The only thing that can inspire me to try harder more than someone saying “you can’t do it”, is someone saying “I believe in you”. It is with that motivation to not disappoint that I started almost immediately breaking the promises I made to the land.
My plan was to plant a pumpkin patch and a maze. The maze consisting of sweet corn, popcorn, broom corn, holly hocks and sunflowers. Going into this I felt a little guilty about the corn, but popcorn is my thing and the sweet corn makes econimic sense to offer grilled, broom makes a great fall display… and as tired as this field was I need to make some money to keep going, I promise I’ll do it in a nice way… I won’t rototill, instead I’ll take down the vegatation, supress regrowth with mulch and drill the seeds in by hand and I’ll keep the tractor off of the field as much as possible. Even the farmer I argued with earlier in the year about his overplanting corn called me on it, he caught me being a hypocrite. First promise broken. It gets worse, I get worse. Way worse. But don’t worry, I don’t get away with it.
While I was drawing up my corn-heavy plan, mother nature was dumping rain, it seemed as though it was never going to stop. Another not so patient week of waiting for things to dry up and now I’m really late getting started. As soon as I could I got out there and tried to make up time by working really long hours. All around me my neighbors were doing the same, everyone is working really hard to catch up from the rain. The big difference is I was determined to do this by hand, long after the farmers around me had everything planted, I was still digging.
Once the pumpkins were finally in I was so hopelessly behind schedule that I pulled out the tractor to mow. That’s not so bad, and wow deisel power was really catching me up. That goes so well in fact that I decide to rototill with the tractor the entire maze bed for the sake of time. Second promise broken, but I’m so far behind what can I do?
Maybe we were already fighting and I hadn’t noticed yet, there was all that rain afterall, but this is when things really got ugly between me and our mother. I had promised to be her partner, listen to her and not fight with her. Give her what she needs and she will give me what I need. Keep things fair and honorable, mutually. She said she was sick and I went to work with the best of intentions.
On the last pass with the mower the front tire came off, ripping up the rim. Extensive damage, time consuming fix. No rototilling. Tractor is sidelined for about five weeks. Not to be deterred, longer days and back to hand work I forge on. I couldn’t help but think mowing ok, tilling apparently not. It is a strange problem, the wheel falling off… very odd.
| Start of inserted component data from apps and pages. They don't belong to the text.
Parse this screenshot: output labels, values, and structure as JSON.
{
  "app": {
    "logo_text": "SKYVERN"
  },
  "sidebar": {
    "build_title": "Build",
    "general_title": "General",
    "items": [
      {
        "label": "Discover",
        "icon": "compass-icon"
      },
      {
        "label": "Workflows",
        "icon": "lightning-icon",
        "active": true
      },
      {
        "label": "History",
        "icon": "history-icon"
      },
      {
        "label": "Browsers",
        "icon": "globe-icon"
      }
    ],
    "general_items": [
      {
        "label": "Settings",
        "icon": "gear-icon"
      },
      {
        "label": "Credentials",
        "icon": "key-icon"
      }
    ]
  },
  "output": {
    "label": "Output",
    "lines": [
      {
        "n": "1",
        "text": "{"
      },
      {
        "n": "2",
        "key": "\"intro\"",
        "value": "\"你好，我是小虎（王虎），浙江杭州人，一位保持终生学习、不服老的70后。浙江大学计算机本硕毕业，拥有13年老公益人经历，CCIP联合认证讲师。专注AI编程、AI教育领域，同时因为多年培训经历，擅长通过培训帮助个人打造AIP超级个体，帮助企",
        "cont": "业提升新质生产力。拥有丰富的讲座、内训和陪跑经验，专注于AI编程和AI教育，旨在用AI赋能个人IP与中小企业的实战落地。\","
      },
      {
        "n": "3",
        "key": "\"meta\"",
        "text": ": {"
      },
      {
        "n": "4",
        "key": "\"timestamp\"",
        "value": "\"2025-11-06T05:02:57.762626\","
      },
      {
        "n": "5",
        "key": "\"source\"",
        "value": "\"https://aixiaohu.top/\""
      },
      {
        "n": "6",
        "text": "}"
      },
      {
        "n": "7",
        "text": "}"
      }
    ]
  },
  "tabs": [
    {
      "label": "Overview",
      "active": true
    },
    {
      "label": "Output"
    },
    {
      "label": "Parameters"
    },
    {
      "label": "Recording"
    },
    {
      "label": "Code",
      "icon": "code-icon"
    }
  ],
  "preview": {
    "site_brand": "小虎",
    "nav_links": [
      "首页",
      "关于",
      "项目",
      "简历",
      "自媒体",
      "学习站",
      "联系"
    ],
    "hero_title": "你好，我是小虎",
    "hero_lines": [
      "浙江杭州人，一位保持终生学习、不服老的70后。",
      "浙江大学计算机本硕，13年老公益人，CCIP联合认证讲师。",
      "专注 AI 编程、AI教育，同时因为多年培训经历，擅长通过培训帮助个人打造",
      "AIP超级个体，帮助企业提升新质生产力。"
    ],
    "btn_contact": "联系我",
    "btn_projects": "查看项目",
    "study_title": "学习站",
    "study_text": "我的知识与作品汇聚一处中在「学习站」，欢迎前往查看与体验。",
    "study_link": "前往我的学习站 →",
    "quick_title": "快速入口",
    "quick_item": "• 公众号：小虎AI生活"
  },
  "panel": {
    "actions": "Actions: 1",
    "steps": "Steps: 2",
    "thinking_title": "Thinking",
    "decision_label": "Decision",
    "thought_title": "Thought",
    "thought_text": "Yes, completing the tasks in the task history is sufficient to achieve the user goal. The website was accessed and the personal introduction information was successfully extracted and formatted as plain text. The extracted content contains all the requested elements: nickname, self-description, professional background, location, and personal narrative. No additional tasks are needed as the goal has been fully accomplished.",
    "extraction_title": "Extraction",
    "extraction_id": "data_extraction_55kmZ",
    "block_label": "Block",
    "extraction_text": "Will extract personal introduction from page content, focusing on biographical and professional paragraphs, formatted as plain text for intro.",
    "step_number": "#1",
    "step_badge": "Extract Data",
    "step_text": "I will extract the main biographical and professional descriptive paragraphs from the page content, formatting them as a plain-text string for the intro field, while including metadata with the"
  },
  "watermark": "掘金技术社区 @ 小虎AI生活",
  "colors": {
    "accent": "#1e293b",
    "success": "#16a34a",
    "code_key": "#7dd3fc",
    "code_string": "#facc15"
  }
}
In planting the maze, each type of plant requires a different amount of time to mature, the first to be planted was the popcorn, followed by the sweet corn, then broom corn, then holly hocks and finally the sunflowers which are pretty quick to mature. I had designed this really cool picture depicting the rolling hills of Washington County with a sun rising between, this would all be harvested and sold as finished product (kettle corn and grilled sweet corn), with the sunflowers and holly hocks to be left standing for the fall and winter birds.
There is always some loss in growing, some seed won’t sprout, some seed will be eaten by birds and some plants will be nibbled by animals, a 20 percent loss on the high side is expected, the pumpkins fell within this amount. The corn was another story. After planting, the birds ate all of it. Not all as an exaggeration, I mean all of it. I put out noisy wind catchers and spinning wheels for movement and planted again, they ate all of it again. I put up a scare crow and planted again, and once again they ate it all. The only thing that would stop them from eating my seed is me not leaving the field while the birds were awake, so I tried that too, almost to my demise. This is when I started being vague about what I was doing out there when questioned. I didn’t know what to say anymore, this was a little surreal. I had never seen this kind of loss, the pumpkins were in the same field and didn’t suffer the same fate. I tried and tried until it was too late for corn to mature. After weeks of trying I had made no headway. The only thing I still had time to plant was sunflowers for the birds in the fall and winter. Ironic? I thought so. On this, Mother and some decoy hawks gave me a break.
I realized I had broken nearly every promise I made, even if with the best of intentions, and I had got exactly what I had deserved. After weeks of fighting with mother, by now at least third broken promise, I finally asked her what she wanted. Do you want me to quit? Do you want someone else here instead? Are you trying to teach me to try harder, be more determined? or are you trying to teach me to have the sense to walk away? What do you want me to do? I have found that if I ask the universe a question and then meditate in nature with a mind opening task, the answer comes. And it did. My task was planting the sun for her birds. For days on end I meditated on the question of “what do you want me to do?” I patiently and quietly mulled it over and listened to what was within my heart. Part three is that answer.